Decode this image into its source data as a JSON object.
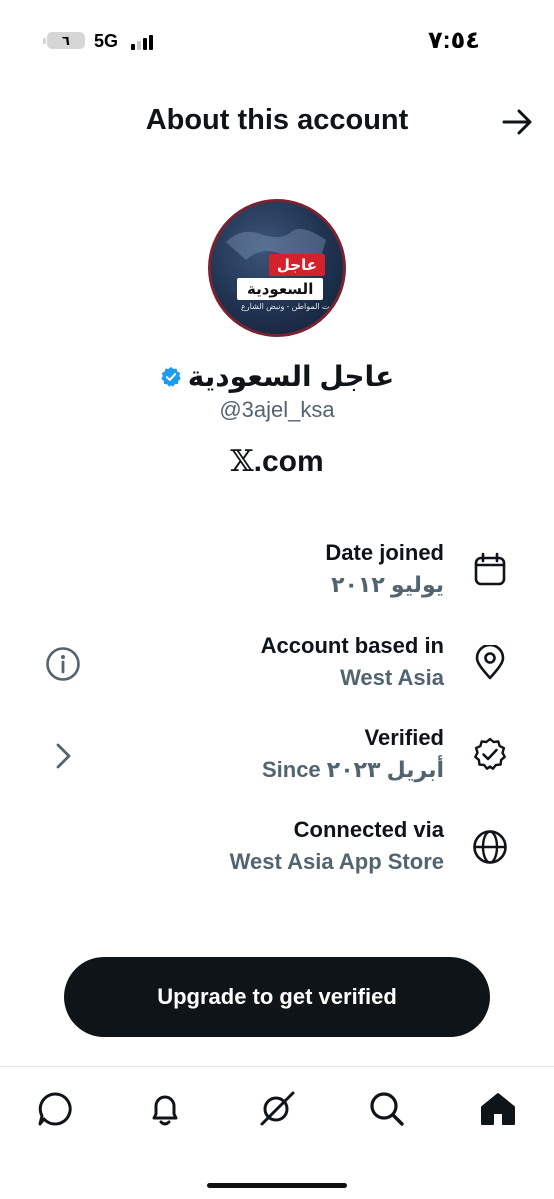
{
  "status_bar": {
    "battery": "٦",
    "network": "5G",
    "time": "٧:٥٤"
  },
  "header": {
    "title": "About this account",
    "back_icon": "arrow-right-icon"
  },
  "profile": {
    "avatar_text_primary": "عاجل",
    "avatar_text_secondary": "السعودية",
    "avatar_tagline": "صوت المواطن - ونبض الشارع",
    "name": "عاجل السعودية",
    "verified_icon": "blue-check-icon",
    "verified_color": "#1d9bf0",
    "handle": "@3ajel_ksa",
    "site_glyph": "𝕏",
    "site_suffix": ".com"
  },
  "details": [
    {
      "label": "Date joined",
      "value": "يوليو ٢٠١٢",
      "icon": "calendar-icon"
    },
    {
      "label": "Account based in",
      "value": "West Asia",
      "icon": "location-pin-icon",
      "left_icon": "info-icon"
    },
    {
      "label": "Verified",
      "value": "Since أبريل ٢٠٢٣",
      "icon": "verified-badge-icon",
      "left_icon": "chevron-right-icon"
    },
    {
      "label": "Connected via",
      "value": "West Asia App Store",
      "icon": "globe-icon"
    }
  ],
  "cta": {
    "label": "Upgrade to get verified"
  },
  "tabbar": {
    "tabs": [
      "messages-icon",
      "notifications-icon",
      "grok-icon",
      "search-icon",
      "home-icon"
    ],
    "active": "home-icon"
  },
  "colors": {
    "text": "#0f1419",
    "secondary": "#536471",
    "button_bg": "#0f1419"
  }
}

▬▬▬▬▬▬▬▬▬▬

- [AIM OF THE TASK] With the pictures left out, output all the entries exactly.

- [SOLUTION TO THE PROBLEM]
Decode this image into its source data as a JSON object.
{
  "status_bar": {
    "battery": "٦",
    "network": "5G",
    "time": "٧:٥٤"
  },
  "header": {
    "title": "About this account",
    "back_icon": "arrow-right-icon"
  },
  "profile": {
    "avatar_text_primary": "عاجل",
    "avatar_text_secondary": "السعودية",
    "avatar_tagline": "صوت المواطن - ونبض الشارع",
    "name": "عاجل السعودية",
    "verified_icon": "blue-check-icon",
    "verified_color": "#1d9bf0",
    "handle": "@3ajel_ksa",
    "site_glyph": "𝕏",
    "site_suffix": ".com"
  },
  "details": [
    {
      "label": "Date joined",
      "value": "يوليو ٢٠١٢",
      "icon": "calendar-icon"
    },
    {
      "label": "Account based in",
      "value": "West Asia",
      "icon": "location-pin-icon",
      "left_icon": "info-icon"
    },
    {
      "label": "Verified",
      "value": "Since أبريل ٢٠٢٣",
      "icon": "verified-badge-icon",
      "left_icon": "chevron-right-icon"
    },
    {
      "label": "Connected via",
      "value": "West Asia App Store",
      "icon": "globe-icon"
    }
  ],
  "cta": {
    "label": "Upgrade to get verified"
  },
  "tabbar": {
    "tabs": [
      "messages-icon",
      "notifications-icon",
      "grok-icon",
      "search-icon",
      "home-icon"
    ],
    "active": "home-icon"
  },
  "colors": {
    "text": "#0f1419",
    "secondary": "#536471",
    "button_bg": "#0f1419"
  }
}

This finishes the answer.